Van 2 all finished our first legs and headed to Chili’s to grab some real food while we still had a good amount of time before we had to run again. Chips and salsa have never looked so good in my life! I have to say that figuring out eating during Ragnar is tricky. I had packed various snacks such as peanut butter sandwiches, Mamma Chia squeeze packets, protein bars and nuts. Our van collectively had some pretzels, twizzlers, etc. The hours are filled with trying to figure out what to eat (and when to eat it) before your run and then what you need to recover. Then it is a matter of finding those small windows of time to eat a real meal. I do not like to eat much before I run, so I was trying to track my food intake on myfitnesspal to make sure that I was eating enough. We were also constantly reminding each other to drink, to add electrolytes to our drinks and asking each other when was the last time we had to pee (for those of you non-runners, this is a good indication of your hydration!).

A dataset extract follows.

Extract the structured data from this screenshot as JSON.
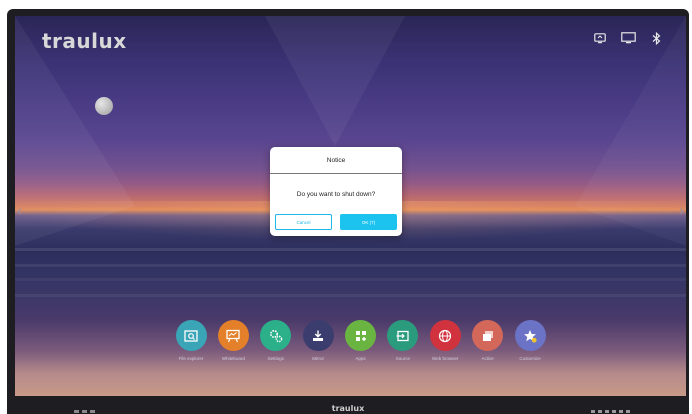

After dinner was when things began to get interesting. We headed to the next major exchange (where van 1 would pass off to us again) and tried to rest for a little while on a gym floor. Darkness was falling and our overnight runs were looming in front of us. More importantly at this point though, one of our van mates was sick. Her “hot run” had taken it out of her and she was getting progressively worse as the evening went on. We sent our first runner off into the dark night, and then our unofficial “van captain” (Tia, who is not only a Ragnar veteran but also a Ragnar Ambassador) addressed the situation. The next hour or so is a blur now, but included texts to the Ragnar emergency number, an ambulance and then Ragnar telling us that their rules state that once a runner has received an iv they are gone from the race. So now our van of 6 was down to 5 with almost 70 miles left to be run by our van alone.
To be continued…